The above observation is perhaps why Buffett has stated that investing is simple, but not easy.[9] The simple part is that the winning strategy is to act like the lowly postage stamp that adheres to its letter until it reaches its destination. Investors should stick to their asset allocation until they reach their financial goals. The reason it is not easy is that it is difficult for most individuals to control their emotions—emotions of greed and envy in bull markets and fear and panic in bear markets. In fact, bear markets are the mechanism that serves to transfer assets from those with weak stomachs and without investment plans to those with well-thought-out plans—with the anticipation of bear markets built into the plans—and the discipline to adhere to those plans.


Bear markets are a necessary evil in that their existence is the very reason that the stock market has provided the large risk premium and the high return that investors have had the opportunity to earn. But there is another important point that investors need to understand about bear markets. Investors in the accumulation phase of their investment careers should actually view bear markets not just as a necessary evil, but also as a good thing.
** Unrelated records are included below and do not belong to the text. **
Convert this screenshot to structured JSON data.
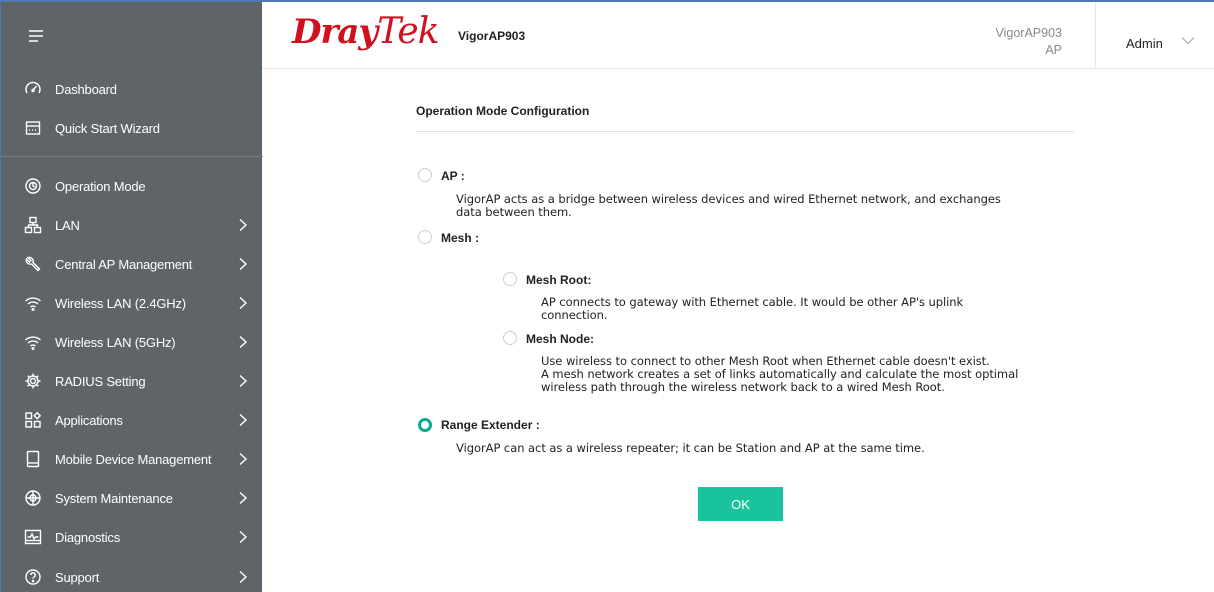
{
  "header": {
    "brand_dray": "Dray",
    "brand_tek": "Tek",
    "model": "VigorAP903",
    "device_name": "VigorAP903",
    "device_mode": "AP",
    "user": "Admin"
  },
  "sidebar": {
    "items": [
      {
        "label": "Dashboard",
        "icon": "gauge-icon"
      },
      {
        "label": "Quick Start Wizard",
        "icon": "wizard-icon"
      },
      {
        "label": "Operation Mode",
        "icon": "operation-mode-icon"
      },
      {
        "label": "LAN",
        "icon": "network-icon"
      },
      {
        "label": "Central AP Management",
        "icon": "wrench-icon"
      },
      {
        "label": "Wireless LAN (2.4GHz)",
        "icon": "wifi-icon"
      },
      {
        "label": "Wireless LAN (5GHz)",
        "icon": "wifi-icon"
      },
      {
        "label": "RADIUS Setting",
        "icon": "gear-icon"
      },
      {
        "label": "Applications",
        "icon": "apps-icon"
      },
      {
        "label": "Mobile Device Management",
        "icon": "mobile-icon"
      },
      {
        "label": "System Maintenance",
        "icon": "maintenance-icon"
      },
      {
        "label": "Diagnostics",
        "icon": "diagnostics-icon"
      },
      {
        "label": "Support",
        "icon": "help-icon"
      }
    ]
  },
  "main": {
    "title": "Operation Mode Configuration",
    "options": {
      "ap": {
        "label": "AP :",
        "desc_line1": "VigorAP acts as a bridge between wireless devices and wired Ethernet network, and exchanges",
        "desc_line2": "data between them.",
        "selected": false
      },
      "mesh": {
        "label": "Mesh :",
        "selected": false
      },
      "mesh_root": {
        "label": "Mesh Root:",
        "desc_line1": "AP connects to gateway with Ethernet cable. It would be other AP's uplink",
        "desc_line2": "connection.",
        "selected": false
      },
      "mesh_node": {
        "label": "Mesh Node:",
        "desc_line1": "Use wireless to connect to other Mesh Root when Ethernet cable doesn't exist.",
        "desc_line2": "A mesh network creates a set of links automatically and calculate the most optimal",
        "desc_line3": "wireless path through the wireless network back to a wired Mesh Root.",
        "selected": false
      },
      "range_extender": {
        "label": "Range Extender :",
        "desc_line1": "VigorAP can act as a wireless repeater; it can be Station and AP at the same time.",
        "selected": true
      }
    },
    "ok_label": "OK"
  },
  "colors": {
    "sidebar_bg": "#5f6469",
    "brand_red": "#d0101f",
    "accent_green": "#19c39c",
    "radio_selected": "#0aaa90"
  }
}
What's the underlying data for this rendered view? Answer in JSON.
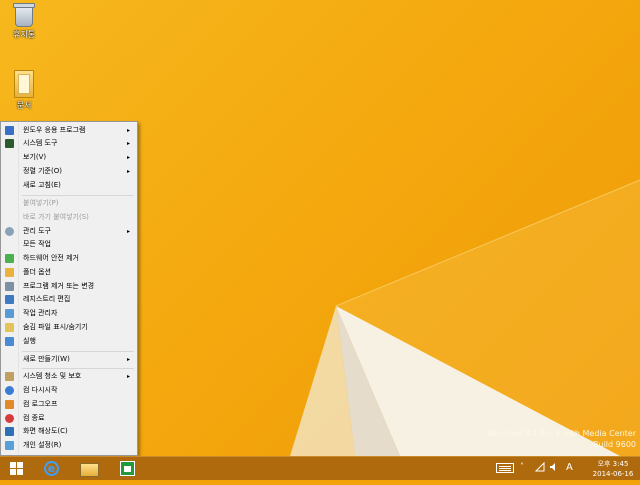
{
  "desktop": {
    "icons": [
      {
        "label": "휴지통",
        "icon": "recycle-bin-icon"
      },
      {
        "label": "문서",
        "icon": "folder-icon"
      }
    ],
    "watermark": [
      "Windows 8.1 Pro K with Media Center",
      "Build 9600"
    ]
  },
  "context_menu": {
    "items": [
      {
        "label": "윈도우 응용 프로그램",
        "icon": "windows-apps-icon",
        "submenu": true,
        "enabled": true
      },
      {
        "label": "시스템 도구",
        "icon": "system-tools-icon",
        "submenu": true,
        "enabled": true
      },
      {
        "label": "보기(V)",
        "submenu": true,
        "enabled": true
      },
      {
        "label": "정렬 기준(O)",
        "submenu": true,
        "enabled": true
      },
      {
        "label": "새로 고침(E)",
        "submenu": false,
        "enabled": true
      },
      {
        "label": "붙여넣기(P)",
        "submenu": false,
        "enabled": false
      },
      {
        "label": "바로 가기 붙여넣기(S)",
        "submenu": false,
        "enabled": false
      },
      {
        "label": "관리 도구",
        "icon": "admin-tools-icon",
        "submenu": true,
        "enabled": true
      },
      {
        "label": "모든 작업",
        "submenu": false,
        "enabled": true
      },
      {
        "label": "하드웨어 안전 제거",
        "icon": "safe-remove-hardware-icon",
        "submenu": false,
        "enabled": true
      },
      {
        "label": "폴더 옵션",
        "icon": "folder-options-icon",
        "submenu": false,
        "enabled": true
      },
      {
        "label": "프로그램 제거 또는 변경",
        "icon": "programs-icon",
        "submenu": false,
        "enabled": true
      },
      {
        "label": "레지스트리 편집",
        "icon": "registry-icon",
        "submenu": false,
        "enabled": true
      },
      {
        "label": "작업 관리자",
        "icon": "task-manager-icon",
        "submenu": false,
        "enabled": true
      },
      {
        "label": "숨김 파일 표시/숨기기",
        "icon": "hidden-files-icon",
        "submenu": false,
        "enabled": true
      },
      {
        "label": "실행",
        "icon": "run-icon",
        "submenu": false,
        "enabled": true
      },
      {
        "label": "새로 만들기(W)",
        "submenu": true,
        "enabled": true
      },
      {
        "label": "시스템 청소 및 보호",
        "icon": "shield-icon",
        "submenu": true,
        "enabled": true
      },
      {
        "label": "컴 다시시작",
        "icon": "restart-icon",
        "submenu": false,
        "enabled": true
      },
      {
        "label": "컴 로그오프",
        "icon": "logoff-icon",
        "submenu": false,
        "enabled": true
      },
      {
        "label": "컴 종료",
        "icon": "shutdown-icon",
        "submenu": false,
        "enabled": true
      },
      {
        "label": "화면 해상도(C)",
        "icon": "display-icon",
        "submenu": false,
        "enabled": true
      },
      {
        "label": "개인 설정(R)",
        "icon": "personalize-icon",
        "submenu": false,
        "enabled": true
      }
    ],
    "submenu_arrow": "▸"
  },
  "taskbar": {
    "pinned": [
      {
        "name": "start-button",
        "icon": "windows-logo-icon"
      },
      {
        "name": "internet-explorer",
        "icon": "ie-icon"
      },
      {
        "name": "file-explorer",
        "icon": "folder-icon"
      },
      {
        "name": "store",
        "icon": "store-icon"
      }
    ],
    "tray": {
      "chevron": "˄",
      "lang": "A",
      "time": "오후 3:45",
      "date": "2014-06-16"
    }
  },
  "colors": {
    "wallpaper": "#f4a90f",
    "taskbar": "#b06a0e",
    "menu_bg": "#f0f0f0"
  }
}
The reason is that bear markets provide those investors (at least those that have the discipline to adhere to their plan) with the opportunity to buy stocks at lower prices, increasing expected returns. It is only those that are in the withdrawal phase (e.g., retirees) that should fear bear markets. The reason is that withdrawals make it more difficult to maintain the portfolio’s value over the long term. Thus, investors in the withdrawal phase have a lesser ability to take risk and should build that into their plan.

The bottom line for investors is this: If you don’t have a plan, immediately sit down and develop one. Make sure the plan anticipates bear markets and outlines what actions you will take when they occur (doing so when you are not under the stress that bear markets create). Put the plan in writing in the form of an investment policy statement and an asset allocation table and sign it. That will increase the odds of your adhering to it when you are tested by the emotions caused by both bull and bear markets. And then be sure to stay the course, altering your plan only if your assumptions about your ability, willingness or need to take risk have changed.

  1. Morningstar FundInvestor (July 2005).
  2. David Dreman, Contrarian Investment Strategies, p.57.
  3. Charles Ellis, Investment Policy (Irwin Professional Pub 2nd edition 1992).
  4. 1996 Annual Report of Berkshire Hathaway.
  5. 1992 Annual Report of Berkshire Hathaway.
  6. 1996 Annual Report of Berkshire Hathaway.
  7. 1991 Annual Report of Berkshire Hathaway.
  8. 2006 Annual Report of Berkshire Hathaway.
  9. Financial Analysts Journal, November/December 2005, p. 51.

Disclaimer: Larry's opinions and comments expressed within this column are his own, and may not accurately reflect those of Buckingham Asset Management.